- As a related issue, the House tied raising the debt ceiling next year to passage of the BBA. I don’t know. Something unseemly about that. Too much like blackmail to me. I would like to think even if they flipped it and said that it was tied to voting down the BBA, I would still oppose it. Legislation should be voted on or against on its own merits, not linked to other legislation as a leverage tool.
- We are now actually having to consider gimmicky loopholes to try to get the debt ceiling passed. One option is for President Obama to unilaterally invoke a clause in 14th Amendment that says “The validity of the public debt of the United States, authorized by law, including debts incurred for payment of pensions and bounties for services in suppressing insurrection or rebellion, shall not be questioned.” But as you might imagine by mentions of insurrection and rebellion, and becomes even more clear reading the rest, the intent of this amendment was to take care of some post-Civil War business. (On the other hand, one purpose for this was so that returning Southern Congressmen wouldn’t hold the debt hostage. Pretty much what is happening now. So the case can certainly be made for its usage.) So it’s kind of a go-around of the checks and balances. It also means legal challenges and possible impeachment proceedings brought against Obama.
- A more interesting option that somehow stayed off my radar until my running partner mentioned it this morning (before I decided she caused this) is the trillion-dollar coin. It sounds like something straight out of The Onion, but crazy times call for crazy measures and some are legitimately proposing it. The idea is that the U.S. Treasury could mint a coin and declare it having a huge value ($1 trillion or more). The Treasury simply then takes that coin to the Federal Reserve and buy up Treasury bonds and retires that amount of debt. The Federal Reserve has to take it, because by law they can’t refuse legal tender. It’s really sort of a clever, awesome idea actually. Absurd certainly (may I suggest we put the Montgomery C. Burns on the coin in honor of the original one trillion dollar bill?). But so is this whole situation.
- It appears that we have people who don’t know what they are doing in charge? But how did that come to pass? We have 93 new Representatives and 13 new Senators. The other 342 Representatives and 87 Senators should know better.
- Republicans refuse to raise taxes on anyone for any reason. Yet if the debt ceiling is not increased and if our debt is downgraded, guess what? Interest rates are going to go up for everyone. Call it a stupidity tax. Except this tax will not contribute one iota to debt reduction. In fact, it will do just the opposite.
- I fear we are heading toward another recession no matter what happens at this point.
Ok, deep breaths. Everything will be fine. Now repeat, ‘Do not take this out on your friends, do not take this out on your friends, do not take this………’
- The $5 Trillion Coin: Gimmicks the government could use to resolve the debt-ceiling debacle. (slate.com)

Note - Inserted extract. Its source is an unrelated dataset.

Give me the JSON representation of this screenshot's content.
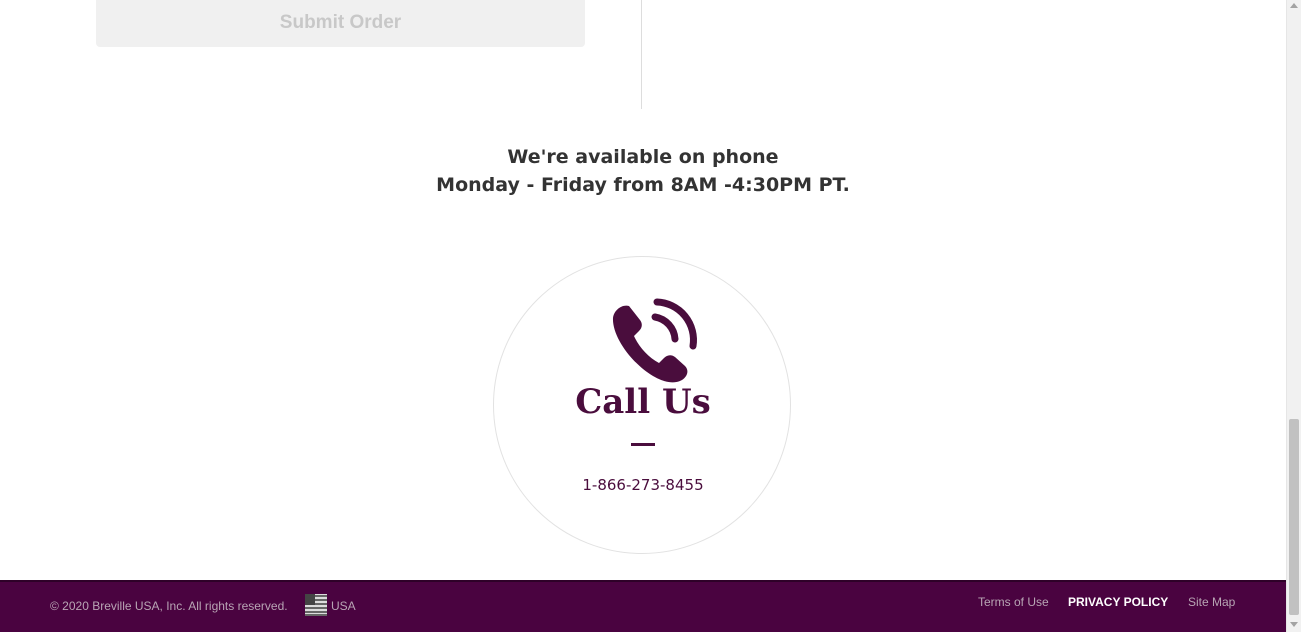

- Debt Ceiling Update: Did Obama Sabotage Talks With GOP? (247wallst.com)
- Ken Blackwell: Avoiding the Danger of a “Clean” BBA (huffingtonpost.com)
- Robert Reich on the Debt Ceiling (educationclearinghouse.wordpress.com)